§ WHAT NEEDS TO BE DONE:
Among the entries below, how many lines have the word "Station"? Answer only with the number.

§ EXCERPTED DATA:
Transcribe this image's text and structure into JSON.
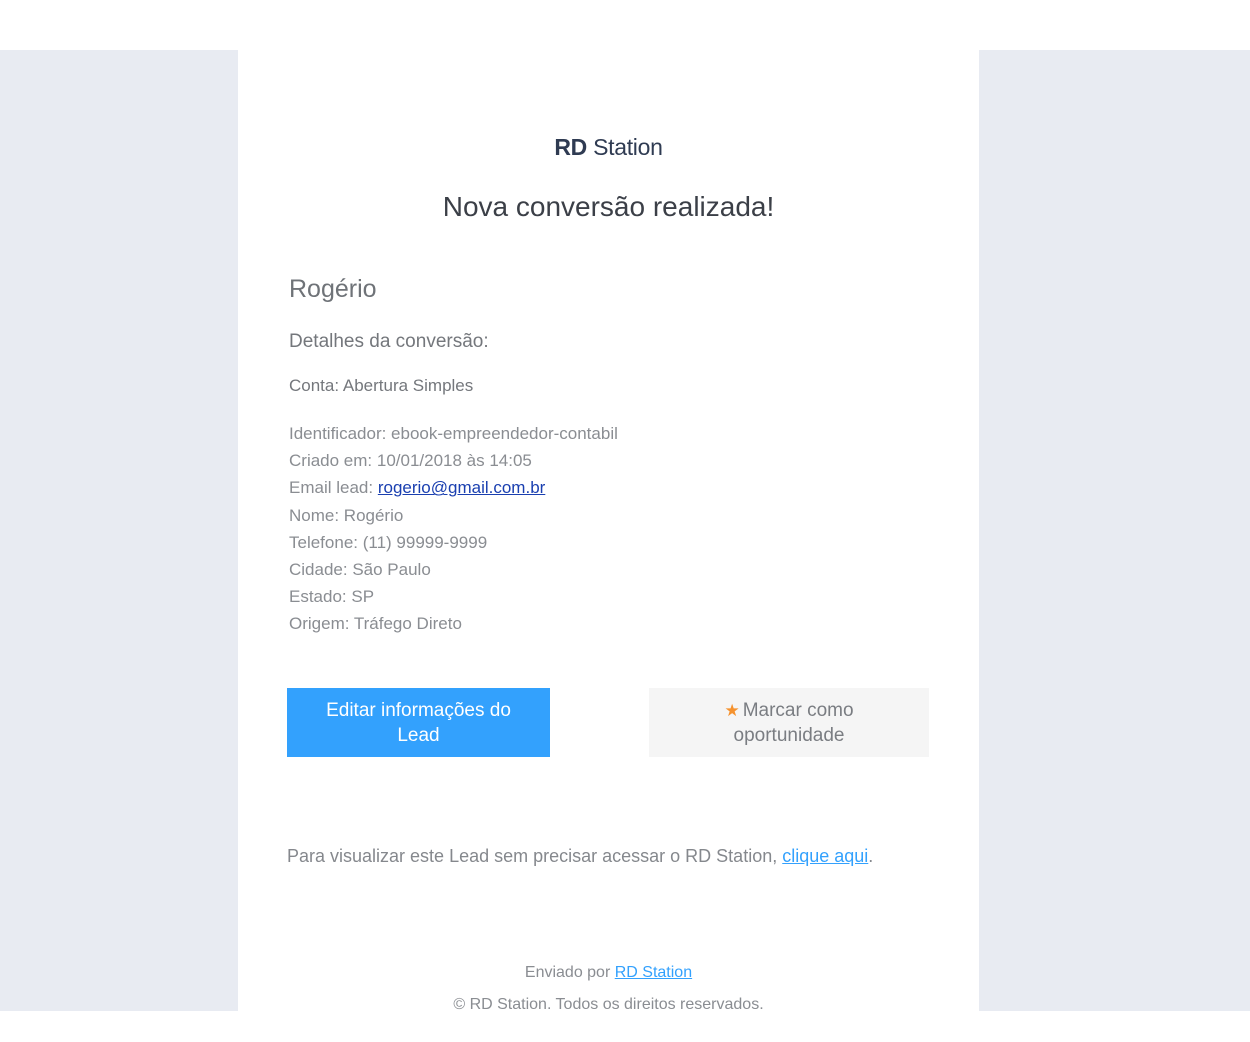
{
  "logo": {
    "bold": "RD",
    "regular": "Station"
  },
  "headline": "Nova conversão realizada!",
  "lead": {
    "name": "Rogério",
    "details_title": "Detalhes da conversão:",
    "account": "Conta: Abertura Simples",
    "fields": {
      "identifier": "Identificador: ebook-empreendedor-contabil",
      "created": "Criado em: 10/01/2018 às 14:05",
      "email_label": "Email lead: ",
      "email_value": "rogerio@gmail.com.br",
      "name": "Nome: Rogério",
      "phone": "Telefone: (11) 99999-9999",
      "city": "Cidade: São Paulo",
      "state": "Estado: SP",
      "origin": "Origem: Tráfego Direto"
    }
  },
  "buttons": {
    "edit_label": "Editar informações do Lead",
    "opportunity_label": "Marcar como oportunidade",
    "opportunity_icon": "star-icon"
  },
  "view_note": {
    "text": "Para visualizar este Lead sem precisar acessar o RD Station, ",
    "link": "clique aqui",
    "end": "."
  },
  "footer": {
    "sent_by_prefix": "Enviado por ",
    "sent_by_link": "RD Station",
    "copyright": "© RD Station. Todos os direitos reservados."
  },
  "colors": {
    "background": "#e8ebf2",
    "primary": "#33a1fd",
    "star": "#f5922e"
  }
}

§ OUTPUT BELOW:
4